    When difficult child started exhibiting problems (over 2 years ago), we spent over 6 mos on the behavior management road and it just made things worse- and I mean more than a little worse. When those strategies stopped and I started dealing with him differently and we thought the prozac he'd been started on helped, anyway, he really changed and was fine for 8-10 mos. Then it all went haywire again. The profs who know all the details and actually saw a lot of this with their own eyes say he is definitely cycling and he was manic (which followed his first major depression) when all this started 2 years ago. Still, there are strategies I can use to help keep things on an even keel most times and strategies he can learn to help himself- we are working through some of those currently. But this behavior management technique is much different than the conventional ones they tried before when they thought the diagnosis was dpression and something conduct related (like ODD or Disruptive Behavior), even though those still "fit in" with BiPolar (BP) not otherwise specified. The MDE psychiatrist doesn't think it is true BiPolar (BP) (she does see he is cycling though) because she thinks the adequate therapy to deal with underlyying issues and learning these strategies and hormones balancing out after puberty will probably stop the mood cycling. We'll just have to wait and see on that one, but I do believe there is cycling going on now because the treatment for cycling (both medications and strategies are effective- at least most of the time) and the treatment for CD related problems made things worse. And when I read the list of symptoms for BiPolar (BP)- if there are 20 things listed, my difficult child exhibits 18 of them, seriously, i was amazed to see how much it fit him like a hand in a glove, as far as what he has exhibited over the last 2+ years- but, he hasn't exhibited these symptoms all his life.

    Still, Star, you bet there are times when difficult child is pushing limits with me and with rules and plucking every nerve and it is not BiPolar (BP)- it's obnoxious teen boy!!

    I have to go now- I have to start a thread on my issue for today about job and insurance problems......ARGH!!!
  9. Star*

    Star* call 911

    Well thanks so much SW and klmno for straightening me out on that.
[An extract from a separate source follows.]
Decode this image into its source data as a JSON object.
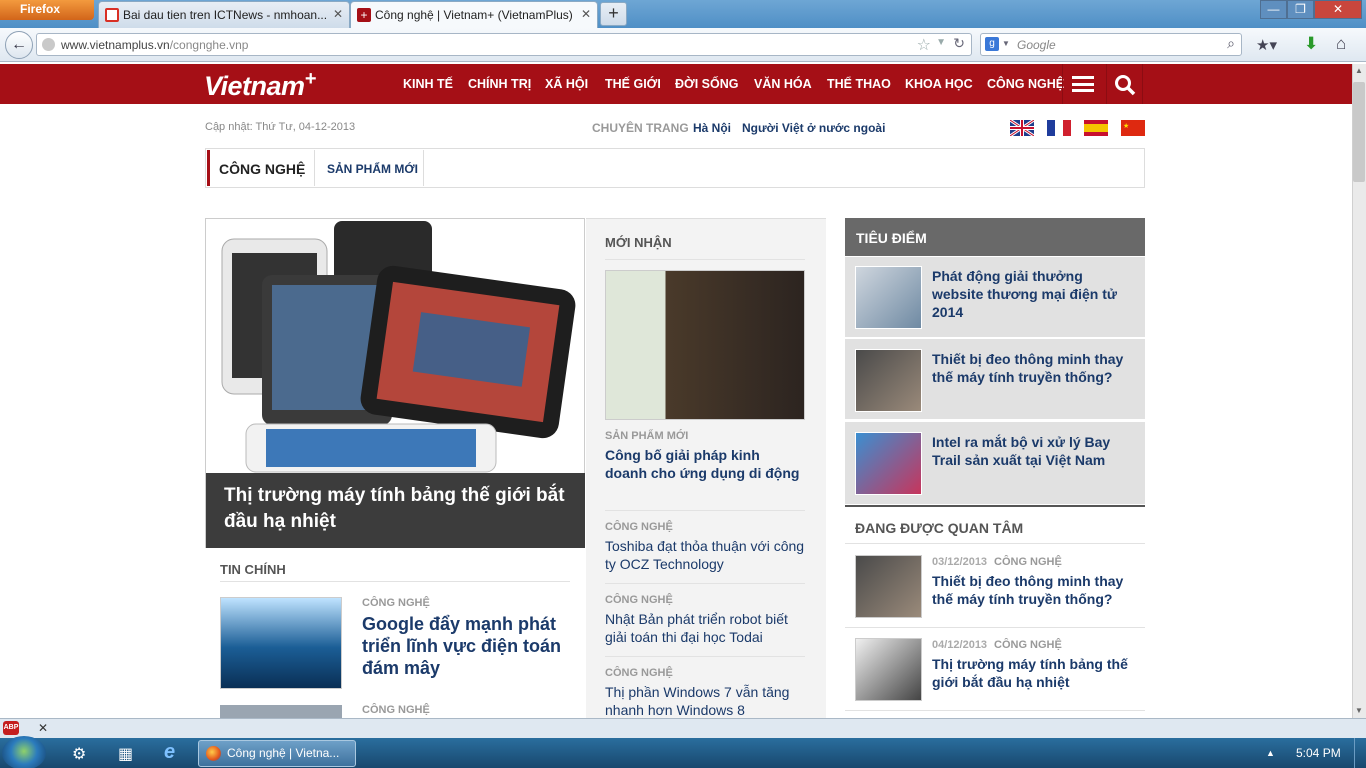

After I wrote what I did I thought - OMG she may just think I'm trying to say he doesn't have BiPolar (BP) not otherwise specified. Maybe I should start off my curious notes with Inquiring minds.

    I guess another thing that gets me is that for years Dude has had a lot of BiPolar (BP) symptoms and 2 psychiatrists have told me that he's emerging or will be in his 20's. I found that almost acceptable considering his therapist says he's an emerging anti-social. The only people he's anti-social with is me and DF. I wonder - if that is typical teen.

    klmno - I am so happy that you are so intuituve to your son and figured out what amount of medications to give and hold. It sounds like maybe you just needed a hug. So = HUG. You've really got it together more than you realize I think.

    How are YOU feeling? Now that you've gotten him squared away?

  10. klmno

    klmno Active Member

    LOL, Star! really, it is difficult many times to distinguish intentional misbehavior and disorder or medication-related behavior.

    Anyway, I am hanging in there - thanks to the board! Thanks for asking!

    by the way, from your posts that I have read about Dude, I wouldn't have thought anti-social personality.